ℏ) ψThus

<[H, A]> = i

ℏd<A>/dtPutting everything together, we have the time-energy uncertainty relation in the form

(ΔA / (|d <A>/dt)|) (ΔH) ≥

ℏ/2.Here the "uncertainty" in time is expressed as the average time taken, starting in state ψ, for the expectation of some arbitrary operator A to change by its standard deviation.

This is reasonable as a definition for time uncertainty, because it gives the shortest time scale on which we will be able to notice changes by using A in state ψ.

Suppose you could find an observable T which is canonically conjugate to the Hamiltonian H:

[H,T] = i **ℏ**

Then by one of the formulas you wrote, we'd have

d<T>/dt = 1

so the observable T would function as a "clock" - it would increase at the rate of one second per second. In other words, we could use it as a "time" observable... which is why I called it T.

From your uncertainty relation we then have

(ΔT) (ΔH) ≥ **ℏ**/2

the famous time-energy uncertainty relation that everyone keeps yearning for!

The problem is, for physically realistic Hamiltonians H one can prove there is no operator T with

[H,T] = i **ℏ**

In other words, there is no time observable!

The reason is this: by the Stone-von Neumann uniqueness theorem,
any pair of operators satisfying the canonical commutation relations
[H,T] = i **ℏ** can only be a slightly disguised version of the familiar
operators p and q. These operators p and q are unbounded below - i.e., their
spectra extend all the way down to negative infinity. But a physically
realistic Hamiltonian must be bounded below!

(Here I am glossing over some mathematical nuances: if you read the precise statement of the Stone-von Neumann theorem, you'll see how to fill in these details.)

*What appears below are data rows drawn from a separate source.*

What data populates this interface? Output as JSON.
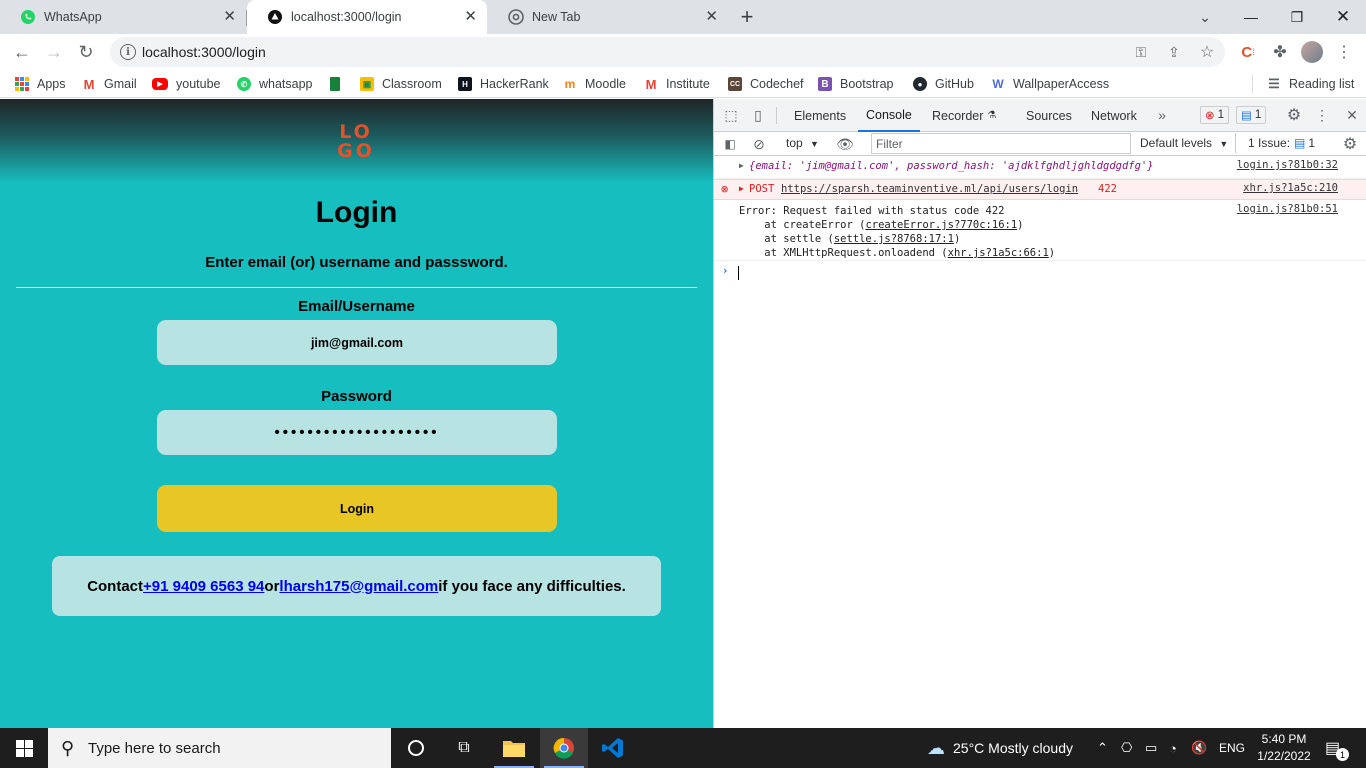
{
  "browser": {
    "tabs": [
      {
        "title": "WhatsApp",
        "icon": "whatsapp-icon",
        "active": false
      },
      {
        "title": "localhost:3000/login",
        "icon": "app-icon",
        "active": true
      },
      {
        "title": "New Tab",
        "icon": "chrome-icon",
        "active": false
      }
    ],
    "url": "localhost:3000/login",
    "bookmarks": [
      {
        "label": "Apps",
        "icon": "apps-grid-icon"
      },
      {
        "label": "Gmail",
        "icon": "gmail-icon"
      },
      {
        "label": "youtube",
        "icon": "youtube-icon"
      },
      {
        "label": "whatsapp",
        "icon": "whatsapp-icon"
      },
      {
        "label": "",
        "icon": "bookmark-icon"
      },
      {
        "label": "Classroom",
        "icon": "classroom-icon"
      },
      {
        "label": "HackerRank",
        "icon": "hackerrank-icon"
      },
      {
        "label": "Moodle",
        "icon": "moodle-icon"
      },
      {
        "label": "Institute",
        "icon": "gmail-icon"
      },
      {
        "label": "Codechef",
        "icon": "codechef-icon"
      },
      {
        "label": "Bootstrap",
        "icon": "bootstrap-icon"
      },
      {
        "label": "GitHub",
        "icon": "github-icon"
      },
      {
        "label": "WallpaperAccess",
        "icon": "wallpaper-icon"
      }
    ],
    "reading_list": "Reading list"
  },
  "page": {
    "logo_text": "LOGO",
    "title": "Login",
    "subtitle": "Enter email (or) username and passsword.",
    "email_label": "Email/Username",
    "email_value": "jim@gmail.com",
    "password_label": "Password",
    "password_value": "••••••••••••••••••••",
    "login_button": "Login",
    "contact": {
      "prefix": "Contact ",
      "phone": "+91 9409 6563 94",
      "middle": " or ",
      "email": "lharsh175@gmail.com",
      "suffix": " if you face any difficulties."
    },
    "colors": {
      "background": "#17bebf",
      "input": "#b8e3e3",
      "button": "#e8c625",
      "logo": "#e5522a"
    }
  },
  "devtools": {
    "tabs": [
      "Elements",
      "Console",
      "Recorder",
      "Sources",
      "Network"
    ],
    "active_tab": "Console",
    "error_count": "1",
    "message_count": "1",
    "context": "top",
    "filter_placeholder": "Filter",
    "levels": "Default levels",
    "issues_label": "1 Issue:",
    "issues_count": "1",
    "logs": [
      {
        "text": "{email: 'jim@gmail.com', password_hash: 'ajdklfghdljghldgdgdfg'}",
        "source": "login.js?81b0:32"
      },
      {
        "method": "POST",
        "url": "https://sparsh.teaminventive.ml/api/users/login",
        "status": "422",
        "source": "xhr.js?1a5c:210"
      },
      {
        "message": "Error: Request failed with status code 422",
        "stack": [
          {
            "prefix": "    at createError (",
            "link": "createError.js?770c:16:1",
            "suffix": ")"
          },
          {
            "prefix": "    at settle (",
            "link": "settle.js?8768:17:1",
            "suffix": ")"
          },
          {
            "prefix": "    at XMLHttpRequest.onloadend (",
            "link": "xhr.js?1a5c:66:1",
            "suffix": ")"
          }
        ],
        "source": "login.js?81b0:51"
      }
    ]
  },
  "taskbar": {
    "search_placeholder": "Type here to search",
    "weather": "25°C  Mostly cloudy",
    "language": "ENG",
    "time": "5:40 PM",
    "date": "1/22/2022",
    "notifications": "1"
  }
}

Crudely speaking, this theorem says that it's impossible to construct
a clock that works perfectly no matter what its state is. That's not
surprising - but it's sort of surprising that you can *prove* it,
and it's sort of interesting to see what assumptions you need to prove
it.

But what you're saying is: "So what? Let's use any operator A as a clock - we can't make d/dt = 1 in all states, but we can make it close to 1, or even equal to 1, in the state we're interested in! Then we can state the energy-time uncertainty relation even without having a time observable - we just say

Much later, Dmitry A. Arbatsky wrote:

You should mention the paperwhere the mathematically rigorous formulation of the time-energy uncertainty relation was first given. (It was given there even in nice finite form, not only infinitesimal. In 2005 it was generalized. It turned out that relations for energy and time in Mandelshtam-Tamm formulation, on the one hand, and for coordinate and momentum, on the other hand, are particular consequences of a more general approach.)

- Mandelshtam, Tamm, The uncertainty relation between energy and time in nonrelativistic quantum mechanics,
Izv. Akad. Nauk SSSR (ser. Fiz.)9(1945) 122-128. (English translation:J. Phys. (USSR)9(1945), 249-254.)With best wishes,

Dmitry A. Arbatsky

© 2010 John Baez

baez@math.removethis.ucr.andthis.edu